Bjorseth noted the pandemic only further hampered social development for Gen Zers. He called the new chaperone measures too extreme and said they could backfire on malls and other traditional physical hangouts by helping to accelerate the shift to online that parents wanted to avoid.
Jorden said he only spends half his free time with his friends at Garden State Plaza and other shopping centers; the rest of the time he plays online games. He said the new policy at the mall will likely push him to another mall that has no chaperone policy — or even more online.
Marshal Cohen, chief industry adviser at market research firm Circana, noted the policies aren’t just about enhancing safety but adjusting to post-pandemic times, with teens markedly pulling back on purchases compared with other age groups.
Adults ages 55 and older spent 5% more in 2022 compared to the previous year, with the other age groups combined spending 2% lower, according to data from Circana. Meanwhile, spending by those in the 18- to 24-year-old category fell by 8%.
Cohen said the restrictions will help boost spending among adults who must now accompany kids but they will also likely reduce the number of trips by teens, so the overall financial impact is unclear.
At Garden State Plaza on a recent Friday night, the chaperone policy was clearly being enforced, with security guards stationed at each entrance and checking IDs of young shoppers they suspected were under 18 and who were not accompanied by an adult chaperone. Some were turned away. A cluster of policemen were also at the gates.
Meanwhile, several amusement parks with chaperone policies are generally requiring teens 15 years old or younger to be accompanied by adult chaperones after 3 p.m. or 4 p.m. every day.
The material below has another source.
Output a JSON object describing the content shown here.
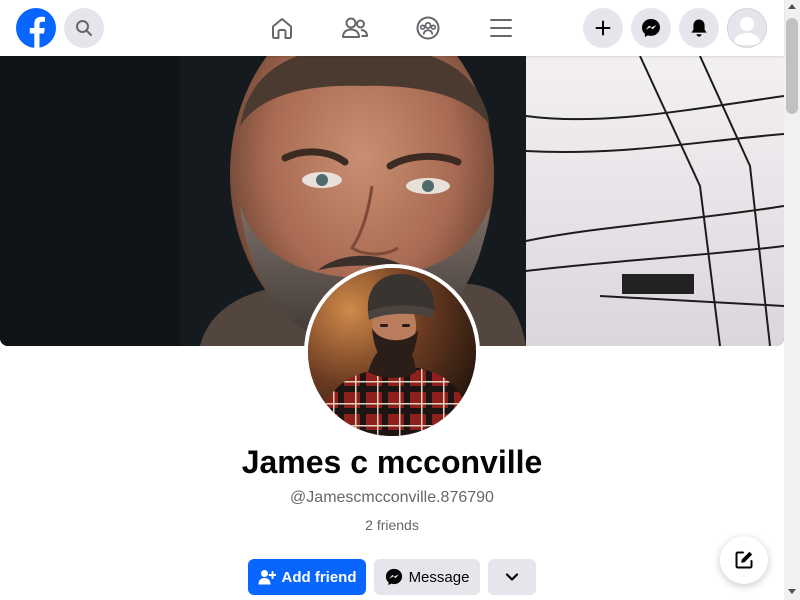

The largest group has been amusement park operator Cedar Fair Entertainment Co., which recently implemented adult chaperone policies for at least eight of its 13 parks including Worlds of Fun in Kansas City, Missouri, and King Dominion in Doswell, Virginia.
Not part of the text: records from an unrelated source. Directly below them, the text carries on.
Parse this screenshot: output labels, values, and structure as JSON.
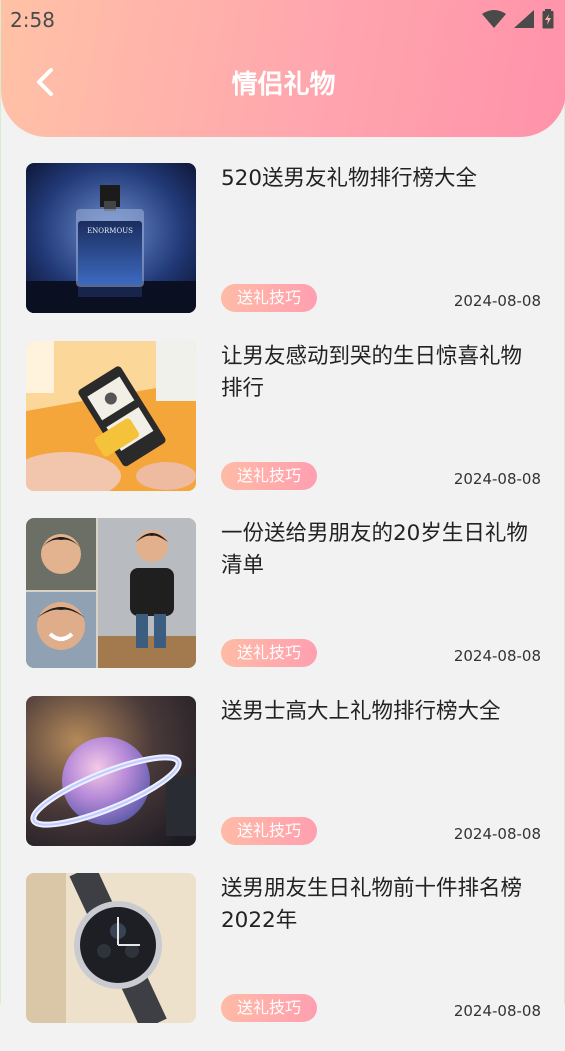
{
  "status": {
    "time": "2:58"
  },
  "header": {
    "title": "情侣礼物"
  },
  "articles": [
    {
      "title": "520送男友礼物排行榜大全",
      "tag": "送礼技巧",
      "date": "2024-08-08"
    },
    {
      "title": "让男友感动到哭的生日惊喜礼物排行",
      "tag": "送礼技巧",
      "date": "2024-08-08"
    },
    {
      "title": "一份送给男朋友的20岁生日礼物清单",
      "tag": "送礼技巧",
      "date": "2024-08-08"
    },
    {
      "title": "送男士高大上礼物排行榜大全",
      "tag": "送礼技巧",
      "date": "2024-08-08"
    },
    {
      "title": "送男朋友生日礼物前十件排名榜2022年",
      "tag": "送礼技巧",
      "date": "2024-08-08"
    }
  ],
  "perfume_label": "ENORMOUS"
}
“Over the past two years, we have seen increasing incidents of unruly and inappropriate behavior across our industry and at other major entertainment venues,” said Gary Rhodes, a spokesman for Cedar Fair in a statement. “We believe these changes will help ensure that our parks continue to provide a safe and positive environment.”
At Worlds of Fun, for example, a fight involving more than 100 teenagers broke out during the park’s opening weekend in early April.
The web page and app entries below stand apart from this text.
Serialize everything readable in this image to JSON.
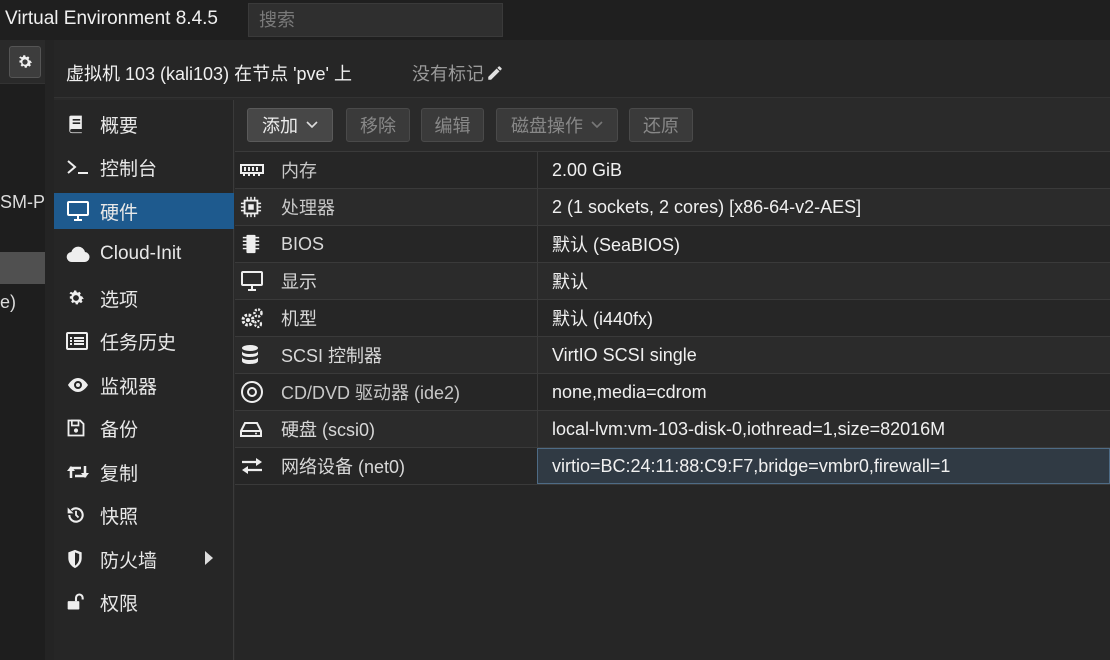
{
  "app": {
    "title": "Virtual Environment 8.4.5",
    "search_placeholder": "搜索"
  },
  "tree": {
    "partial_1": "SM-P",
    "partial_2": "e)"
  },
  "header": {
    "title": "虚拟机 103 (kali103) 在节点 'pve' 上",
    "tags": "没有标记"
  },
  "nav": {
    "items": [
      {
        "label": "概要",
        "icon": "book-icon"
      },
      {
        "label": "控制台",
        "icon": "terminal-icon"
      },
      {
        "label": "硬件",
        "icon": "desktop-icon",
        "active": true
      },
      {
        "label": "Cloud-Init",
        "icon": "cloud-icon"
      },
      {
        "label": "选项",
        "icon": "gear-icon"
      },
      {
        "label": "任务历史",
        "icon": "list-icon"
      },
      {
        "label": "监视器",
        "icon": "eye-icon"
      },
      {
        "label": "备份",
        "icon": "floppy-icon"
      },
      {
        "label": "复制",
        "icon": "retweet-icon"
      },
      {
        "label": "快照",
        "icon": "history-icon"
      },
      {
        "label": "防火墙",
        "icon": "shield-icon",
        "has_submenu": true
      },
      {
        "label": "权限",
        "icon": "unlock-icon"
      }
    ]
  },
  "toolbar": {
    "add": "添加",
    "remove": "移除",
    "edit": "编辑",
    "disk_action": "磁盘操作",
    "revert": "还原"
  },
  "hardware": {
    "rows": [
      {
        "name": "内存",
        "value": "2.00 GiB",
        "icon": "memory-icon"
      },
      {
        "name": "处理器",
        "value": "2 (1 sockets, 2 cores) [x86-64-v2-AES]",
        "icon": "cpu-icon"
      },
      {
        "name": "BIOS",
        "value": "默认 (SeaBIOS)",
        "icon": "chip-icon"
      },
      {
        "name": "显示",
        "value": "默认",
        "icon": "desktop-icon"
      },
      {
        "name": "机型",
        "value": "默认 (i440fx)",
        "icon": "cogs-icon"
      },
      {
        "name": "SCSI 控制器",
        "value": "VirtIO SCSI single",
        "icon": "database-icon"
      },
      {
        "name": "CD/DVD 驱动器 (ide2)",
        "value": "none,media=cdrom",
        "icon": "cdrom-icon"
      },
      {
        "name": "硬盘 (scsi0)",
        "value": "local-lvm:vm-103-disk-0,iothread=1,size=82016M",
        "icon": "hdd-icon"
      },
      {
        "name": "网络设备 (net0)",
        "value": "virtio=BC:24:11:88:C9:F7,bridge=vmbr0,firewall=1",
        "icon": "exchange-icon",
        "selected": true
      }
    ]
  }
}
Lauren Stansbury, 14, of Raytown, Missouri, was leaving Worlds of Fun, just before 4 p.m. on a recent Saturday with her cousin. Both are season pass holders.
“I don’t really like it,” she said, noting that it’s hard to find a parent with time to chaperone. “I think that maybe they should just better their search type thing, like the way that they look for weapons and stuff.”
Some businesses say the new rules have been effective.
The Mall in Columbia, in Columbia, Md., instituted a chaperone policy at the end of March after a rise in disruptive teen behavior over the past eight months, according to senior general manager Mary Williams. She said that the weekend scene has turned into a pleasant family atmosphere because of it.
Noah Peters, district manager at three Capital 8 Theater locations in Missouri and Illinois, said that the chaperone policy implemented in Missouri in October 2021 requires teens under 17 to be accompanied by a parent or legal guardian after 6 p.m. And despite some outcry, it has been a “huge success,” citing anywhere from a 80% to 90% reduction in disruptive episodes.
“The reality is that the amount of money we lose turning those without a chaperone away pales to the amount we were losing providing refunds night after night to frustrated guests whose movie going experience was marred by the noise and disruptions,” Peters said.
Sign up for our weekly newsletter to get more English-language news coverage from EL PAÍS USA Edition